Legend has it that the Rothwell charnel chapel was discovered when a grave digger tumbled into an underground vault stacked with bones. This alarming incident brought to light a rare example of an intact medieval ossuary in England. Our cover feature explores why the dead were assembled in this manner, and how common the practice was. […]
Excavators were repeatedly drawn to Glastonbury Abbey during the 20th century, but the fruits of their labours rarely made it into print. Roberta Gilchrist is spearheading a major project to separate archaeological fact from the rich mythology the abbey attracts. The site of Glastonbury Abbey in Somerset is inscribed with legends that are at […]
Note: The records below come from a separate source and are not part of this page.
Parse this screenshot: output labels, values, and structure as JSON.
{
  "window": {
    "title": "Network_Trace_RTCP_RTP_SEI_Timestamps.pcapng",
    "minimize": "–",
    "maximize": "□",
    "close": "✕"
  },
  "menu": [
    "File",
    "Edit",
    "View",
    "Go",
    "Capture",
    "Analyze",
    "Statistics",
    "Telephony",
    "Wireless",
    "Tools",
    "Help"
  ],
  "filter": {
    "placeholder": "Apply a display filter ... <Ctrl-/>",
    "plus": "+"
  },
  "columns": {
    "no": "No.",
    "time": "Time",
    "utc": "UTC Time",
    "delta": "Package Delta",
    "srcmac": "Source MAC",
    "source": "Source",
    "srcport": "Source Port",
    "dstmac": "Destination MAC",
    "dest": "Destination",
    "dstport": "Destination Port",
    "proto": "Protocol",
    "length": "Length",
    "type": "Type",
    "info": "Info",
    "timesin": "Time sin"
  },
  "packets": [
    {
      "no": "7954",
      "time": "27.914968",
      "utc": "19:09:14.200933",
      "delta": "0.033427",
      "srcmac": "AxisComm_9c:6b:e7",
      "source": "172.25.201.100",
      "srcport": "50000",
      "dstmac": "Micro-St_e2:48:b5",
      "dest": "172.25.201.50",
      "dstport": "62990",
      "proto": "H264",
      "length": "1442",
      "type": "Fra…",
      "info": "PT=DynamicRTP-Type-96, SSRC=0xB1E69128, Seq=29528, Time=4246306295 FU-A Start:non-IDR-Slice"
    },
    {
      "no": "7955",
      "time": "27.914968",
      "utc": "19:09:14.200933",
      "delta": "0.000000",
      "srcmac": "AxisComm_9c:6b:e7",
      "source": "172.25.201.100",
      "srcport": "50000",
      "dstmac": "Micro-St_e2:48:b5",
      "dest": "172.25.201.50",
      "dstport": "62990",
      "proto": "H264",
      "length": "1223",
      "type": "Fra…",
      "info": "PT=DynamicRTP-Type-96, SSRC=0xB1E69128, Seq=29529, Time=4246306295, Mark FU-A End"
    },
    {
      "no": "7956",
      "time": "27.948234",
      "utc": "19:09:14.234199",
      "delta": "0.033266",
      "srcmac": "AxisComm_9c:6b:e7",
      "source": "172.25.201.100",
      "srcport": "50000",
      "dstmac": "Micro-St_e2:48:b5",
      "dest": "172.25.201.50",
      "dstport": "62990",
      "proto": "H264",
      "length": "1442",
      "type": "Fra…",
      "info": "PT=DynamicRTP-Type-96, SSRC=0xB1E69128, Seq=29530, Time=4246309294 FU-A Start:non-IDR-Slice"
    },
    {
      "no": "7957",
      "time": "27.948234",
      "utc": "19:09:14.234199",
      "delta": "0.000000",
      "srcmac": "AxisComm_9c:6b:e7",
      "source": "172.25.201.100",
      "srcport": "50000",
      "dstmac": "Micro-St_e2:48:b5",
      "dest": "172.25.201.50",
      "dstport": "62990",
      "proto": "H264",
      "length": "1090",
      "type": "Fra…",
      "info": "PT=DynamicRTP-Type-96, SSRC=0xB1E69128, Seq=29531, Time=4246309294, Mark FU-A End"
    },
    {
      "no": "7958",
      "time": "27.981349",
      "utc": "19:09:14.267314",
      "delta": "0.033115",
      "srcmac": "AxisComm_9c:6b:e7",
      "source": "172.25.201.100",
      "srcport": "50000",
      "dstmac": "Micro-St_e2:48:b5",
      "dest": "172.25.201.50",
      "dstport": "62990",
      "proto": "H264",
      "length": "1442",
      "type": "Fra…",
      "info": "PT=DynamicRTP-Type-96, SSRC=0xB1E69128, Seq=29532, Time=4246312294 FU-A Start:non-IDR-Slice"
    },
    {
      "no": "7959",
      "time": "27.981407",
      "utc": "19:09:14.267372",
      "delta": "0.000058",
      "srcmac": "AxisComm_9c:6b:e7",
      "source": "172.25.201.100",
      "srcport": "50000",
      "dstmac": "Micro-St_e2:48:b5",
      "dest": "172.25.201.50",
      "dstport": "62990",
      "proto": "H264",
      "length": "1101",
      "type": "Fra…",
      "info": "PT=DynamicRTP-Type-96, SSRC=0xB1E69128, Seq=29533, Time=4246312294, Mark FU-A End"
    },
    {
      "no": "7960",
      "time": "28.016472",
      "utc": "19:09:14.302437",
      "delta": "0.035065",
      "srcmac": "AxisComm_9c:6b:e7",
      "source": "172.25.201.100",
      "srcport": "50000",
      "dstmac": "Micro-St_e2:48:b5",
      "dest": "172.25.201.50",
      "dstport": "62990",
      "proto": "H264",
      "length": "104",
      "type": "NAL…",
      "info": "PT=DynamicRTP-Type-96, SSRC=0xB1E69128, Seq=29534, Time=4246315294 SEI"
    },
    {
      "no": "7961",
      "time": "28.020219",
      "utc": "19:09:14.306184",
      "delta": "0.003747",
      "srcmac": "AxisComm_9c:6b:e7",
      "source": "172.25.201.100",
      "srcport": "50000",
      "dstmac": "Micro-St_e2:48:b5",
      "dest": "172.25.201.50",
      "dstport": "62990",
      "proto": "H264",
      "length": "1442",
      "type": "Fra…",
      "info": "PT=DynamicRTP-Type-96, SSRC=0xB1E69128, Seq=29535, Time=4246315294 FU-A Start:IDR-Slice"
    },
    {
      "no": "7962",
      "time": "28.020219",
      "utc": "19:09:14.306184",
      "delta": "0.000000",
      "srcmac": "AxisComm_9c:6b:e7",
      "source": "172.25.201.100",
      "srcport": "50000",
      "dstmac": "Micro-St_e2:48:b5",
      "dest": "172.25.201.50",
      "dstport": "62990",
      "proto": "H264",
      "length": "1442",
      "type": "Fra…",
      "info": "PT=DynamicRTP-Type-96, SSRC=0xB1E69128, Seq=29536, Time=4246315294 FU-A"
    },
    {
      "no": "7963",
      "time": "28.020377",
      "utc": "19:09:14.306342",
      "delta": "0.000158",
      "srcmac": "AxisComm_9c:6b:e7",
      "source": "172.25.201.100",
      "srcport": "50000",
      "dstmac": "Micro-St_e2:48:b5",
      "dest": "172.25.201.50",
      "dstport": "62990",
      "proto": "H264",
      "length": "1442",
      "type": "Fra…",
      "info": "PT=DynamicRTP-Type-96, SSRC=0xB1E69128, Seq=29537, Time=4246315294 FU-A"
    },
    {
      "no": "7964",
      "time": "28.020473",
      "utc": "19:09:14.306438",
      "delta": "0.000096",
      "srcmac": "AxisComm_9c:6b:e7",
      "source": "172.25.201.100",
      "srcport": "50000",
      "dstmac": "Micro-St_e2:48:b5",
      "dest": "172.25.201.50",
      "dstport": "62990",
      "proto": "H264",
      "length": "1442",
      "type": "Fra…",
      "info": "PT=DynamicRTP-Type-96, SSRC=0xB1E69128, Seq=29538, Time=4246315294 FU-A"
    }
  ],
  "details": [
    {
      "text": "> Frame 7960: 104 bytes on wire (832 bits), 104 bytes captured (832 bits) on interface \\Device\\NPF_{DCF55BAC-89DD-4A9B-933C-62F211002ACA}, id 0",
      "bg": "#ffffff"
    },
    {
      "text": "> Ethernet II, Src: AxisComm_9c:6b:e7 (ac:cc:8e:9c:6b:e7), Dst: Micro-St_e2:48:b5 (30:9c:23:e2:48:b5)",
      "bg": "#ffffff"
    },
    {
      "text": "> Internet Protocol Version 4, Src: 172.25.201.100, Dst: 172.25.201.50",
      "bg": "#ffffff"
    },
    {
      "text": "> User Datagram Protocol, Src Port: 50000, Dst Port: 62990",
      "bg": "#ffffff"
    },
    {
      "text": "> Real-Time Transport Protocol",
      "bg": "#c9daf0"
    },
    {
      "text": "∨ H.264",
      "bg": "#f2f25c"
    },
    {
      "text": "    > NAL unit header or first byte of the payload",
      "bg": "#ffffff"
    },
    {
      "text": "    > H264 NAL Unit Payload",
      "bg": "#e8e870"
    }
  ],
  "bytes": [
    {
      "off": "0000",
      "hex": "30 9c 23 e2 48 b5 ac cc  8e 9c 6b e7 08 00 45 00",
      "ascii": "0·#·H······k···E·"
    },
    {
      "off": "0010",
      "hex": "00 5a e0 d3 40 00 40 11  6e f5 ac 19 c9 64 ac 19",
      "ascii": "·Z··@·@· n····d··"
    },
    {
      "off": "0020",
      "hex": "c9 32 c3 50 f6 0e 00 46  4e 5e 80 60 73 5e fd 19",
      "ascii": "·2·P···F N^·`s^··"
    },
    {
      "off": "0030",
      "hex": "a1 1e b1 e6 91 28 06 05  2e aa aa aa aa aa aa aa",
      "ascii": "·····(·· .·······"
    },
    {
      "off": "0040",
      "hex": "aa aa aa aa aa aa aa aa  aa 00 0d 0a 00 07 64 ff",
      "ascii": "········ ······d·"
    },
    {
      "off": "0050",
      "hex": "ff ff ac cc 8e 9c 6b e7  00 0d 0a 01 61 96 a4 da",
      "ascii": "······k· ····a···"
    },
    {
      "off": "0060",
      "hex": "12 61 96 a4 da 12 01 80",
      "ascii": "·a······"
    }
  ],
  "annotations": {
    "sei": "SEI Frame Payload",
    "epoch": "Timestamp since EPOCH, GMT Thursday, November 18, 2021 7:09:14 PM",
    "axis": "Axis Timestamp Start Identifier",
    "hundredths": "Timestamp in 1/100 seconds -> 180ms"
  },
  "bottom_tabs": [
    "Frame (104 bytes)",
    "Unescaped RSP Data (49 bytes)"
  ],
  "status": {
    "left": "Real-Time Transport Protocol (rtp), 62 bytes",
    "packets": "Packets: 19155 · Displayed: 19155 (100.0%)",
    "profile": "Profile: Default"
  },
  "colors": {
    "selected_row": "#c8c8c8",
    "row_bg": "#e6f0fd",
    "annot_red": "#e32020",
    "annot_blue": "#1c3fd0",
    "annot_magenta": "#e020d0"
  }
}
Glastonbury has a knack of attracting stories. It is a place where legends of a once and future king and feet in ancient time provide a beguiling backdrop to remarkable archaeological remains. The ruins of Glastonbury Abbey enticed a succession of investigators in the 20th century, but all of them left their endeavours incompletely published. […]
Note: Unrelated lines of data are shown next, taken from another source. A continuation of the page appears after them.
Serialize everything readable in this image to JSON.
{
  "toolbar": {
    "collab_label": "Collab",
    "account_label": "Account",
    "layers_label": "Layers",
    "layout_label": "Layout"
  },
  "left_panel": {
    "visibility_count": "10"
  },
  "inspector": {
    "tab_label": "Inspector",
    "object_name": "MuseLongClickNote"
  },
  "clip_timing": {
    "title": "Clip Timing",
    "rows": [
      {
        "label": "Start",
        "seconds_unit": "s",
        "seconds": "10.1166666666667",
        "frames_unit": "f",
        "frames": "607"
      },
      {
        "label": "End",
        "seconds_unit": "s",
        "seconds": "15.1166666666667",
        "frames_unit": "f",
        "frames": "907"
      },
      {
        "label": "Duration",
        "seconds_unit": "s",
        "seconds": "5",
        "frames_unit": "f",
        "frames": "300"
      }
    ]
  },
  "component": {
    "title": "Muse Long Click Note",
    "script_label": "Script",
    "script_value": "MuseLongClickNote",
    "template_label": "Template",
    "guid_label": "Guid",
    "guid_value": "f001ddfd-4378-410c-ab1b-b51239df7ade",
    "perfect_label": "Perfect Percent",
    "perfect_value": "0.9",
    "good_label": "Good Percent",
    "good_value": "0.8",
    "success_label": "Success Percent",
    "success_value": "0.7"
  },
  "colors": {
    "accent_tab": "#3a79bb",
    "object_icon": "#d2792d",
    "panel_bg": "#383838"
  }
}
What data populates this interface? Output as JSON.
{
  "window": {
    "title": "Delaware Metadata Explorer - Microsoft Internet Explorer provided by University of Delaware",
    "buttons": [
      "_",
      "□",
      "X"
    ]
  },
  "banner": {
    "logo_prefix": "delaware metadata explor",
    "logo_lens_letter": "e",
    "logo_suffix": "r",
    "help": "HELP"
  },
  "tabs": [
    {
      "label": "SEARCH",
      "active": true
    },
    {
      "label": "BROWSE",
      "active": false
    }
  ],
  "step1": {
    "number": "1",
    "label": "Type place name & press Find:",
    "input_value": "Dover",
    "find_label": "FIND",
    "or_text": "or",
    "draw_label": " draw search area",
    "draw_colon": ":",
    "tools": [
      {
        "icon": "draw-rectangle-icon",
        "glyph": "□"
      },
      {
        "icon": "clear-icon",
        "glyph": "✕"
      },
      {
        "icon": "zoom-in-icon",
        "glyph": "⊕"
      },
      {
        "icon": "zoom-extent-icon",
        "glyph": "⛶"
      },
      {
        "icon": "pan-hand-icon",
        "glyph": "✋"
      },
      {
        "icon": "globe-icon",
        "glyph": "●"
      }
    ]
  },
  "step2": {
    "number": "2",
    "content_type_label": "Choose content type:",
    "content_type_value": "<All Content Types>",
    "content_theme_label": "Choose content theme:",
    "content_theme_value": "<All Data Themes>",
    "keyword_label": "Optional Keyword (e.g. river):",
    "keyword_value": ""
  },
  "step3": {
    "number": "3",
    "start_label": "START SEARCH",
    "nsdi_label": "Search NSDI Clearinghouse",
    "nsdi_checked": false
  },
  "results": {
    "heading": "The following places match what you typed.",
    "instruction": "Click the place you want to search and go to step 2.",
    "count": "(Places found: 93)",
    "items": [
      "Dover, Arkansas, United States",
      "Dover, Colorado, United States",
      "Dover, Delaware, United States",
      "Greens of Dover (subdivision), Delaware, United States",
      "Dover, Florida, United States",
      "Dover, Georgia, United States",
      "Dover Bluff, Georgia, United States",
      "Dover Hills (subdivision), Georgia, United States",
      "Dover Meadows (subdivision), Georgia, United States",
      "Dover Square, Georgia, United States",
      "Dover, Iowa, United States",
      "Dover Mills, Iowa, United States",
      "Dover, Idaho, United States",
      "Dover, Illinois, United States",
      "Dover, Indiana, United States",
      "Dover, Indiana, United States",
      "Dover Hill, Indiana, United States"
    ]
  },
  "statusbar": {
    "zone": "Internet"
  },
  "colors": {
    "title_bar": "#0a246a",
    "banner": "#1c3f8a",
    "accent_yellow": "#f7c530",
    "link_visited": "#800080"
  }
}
Nestled in the green, wooded hills of the North York Moors lie the ruins of Rievaulx Abbey. English Heritage has recently opened a new museum on the site, more than doubling the number of artefacts on show. Lucia Marchini discovered how the state-of-the-art displays explore over 400 years of Cistercian abbey life. Founded in 1132 […]
The early years of London seem both uncannily familiar and unimaginably distant. Today, no one would bat an eyelid at Tacitus’ description of a settlement heaving with ‘businessmen and commerce’. Accounts of reckless loans, eye-watering debt, and advice to maintain a stiff upper lip (or at least ‘not to appear shabby’) in the face of adversity reinforce a sense that some […]
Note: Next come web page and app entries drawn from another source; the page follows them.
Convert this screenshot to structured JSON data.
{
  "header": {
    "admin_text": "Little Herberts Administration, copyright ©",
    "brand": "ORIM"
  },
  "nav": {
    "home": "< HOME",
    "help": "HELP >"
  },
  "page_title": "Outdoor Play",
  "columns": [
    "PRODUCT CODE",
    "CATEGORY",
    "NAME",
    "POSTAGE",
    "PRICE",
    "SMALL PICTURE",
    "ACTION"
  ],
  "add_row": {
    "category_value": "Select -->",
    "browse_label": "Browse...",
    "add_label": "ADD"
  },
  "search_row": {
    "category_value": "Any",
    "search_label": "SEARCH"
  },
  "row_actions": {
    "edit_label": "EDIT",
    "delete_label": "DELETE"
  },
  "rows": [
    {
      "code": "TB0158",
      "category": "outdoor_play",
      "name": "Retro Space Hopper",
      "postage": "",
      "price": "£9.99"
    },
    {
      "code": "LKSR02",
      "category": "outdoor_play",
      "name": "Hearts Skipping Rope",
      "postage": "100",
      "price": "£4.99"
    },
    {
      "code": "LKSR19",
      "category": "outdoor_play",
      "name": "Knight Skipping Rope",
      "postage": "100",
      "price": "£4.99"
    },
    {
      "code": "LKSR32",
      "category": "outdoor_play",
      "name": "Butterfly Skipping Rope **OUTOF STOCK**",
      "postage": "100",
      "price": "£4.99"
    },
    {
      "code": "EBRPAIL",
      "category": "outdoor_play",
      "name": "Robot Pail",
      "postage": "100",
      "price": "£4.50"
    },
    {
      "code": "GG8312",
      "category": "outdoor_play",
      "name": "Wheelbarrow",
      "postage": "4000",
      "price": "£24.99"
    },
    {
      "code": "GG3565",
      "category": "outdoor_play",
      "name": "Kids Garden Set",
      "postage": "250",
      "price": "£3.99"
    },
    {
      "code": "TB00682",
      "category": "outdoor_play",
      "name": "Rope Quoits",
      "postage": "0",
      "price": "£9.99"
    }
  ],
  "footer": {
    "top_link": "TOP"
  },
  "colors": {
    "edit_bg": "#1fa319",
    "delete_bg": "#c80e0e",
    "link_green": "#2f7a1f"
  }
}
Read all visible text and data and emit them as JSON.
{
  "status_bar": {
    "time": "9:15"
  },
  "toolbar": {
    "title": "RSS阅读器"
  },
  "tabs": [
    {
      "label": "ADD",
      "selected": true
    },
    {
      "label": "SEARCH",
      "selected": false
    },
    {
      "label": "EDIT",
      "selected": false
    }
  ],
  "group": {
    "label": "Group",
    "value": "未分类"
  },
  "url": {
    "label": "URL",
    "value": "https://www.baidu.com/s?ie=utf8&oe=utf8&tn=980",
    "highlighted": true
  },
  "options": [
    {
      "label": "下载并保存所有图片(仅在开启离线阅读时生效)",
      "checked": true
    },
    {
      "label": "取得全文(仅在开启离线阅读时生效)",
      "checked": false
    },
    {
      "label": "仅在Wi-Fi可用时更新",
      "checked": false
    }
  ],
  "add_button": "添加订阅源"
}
The Thames Discovery Programme (TDP) is a community archaeology project recording the fast-eroding archaeology of the Thames; at low tide the Thames foreshore is the longest archaeological site in London. To date the project has recorded over 1000 features in the dynamic and fast changing intertidal zone of Greater London, including Mesolithic, Bronze Age […]
An eyewitness account of the procession that bore Richard III’s remains to his final resting place.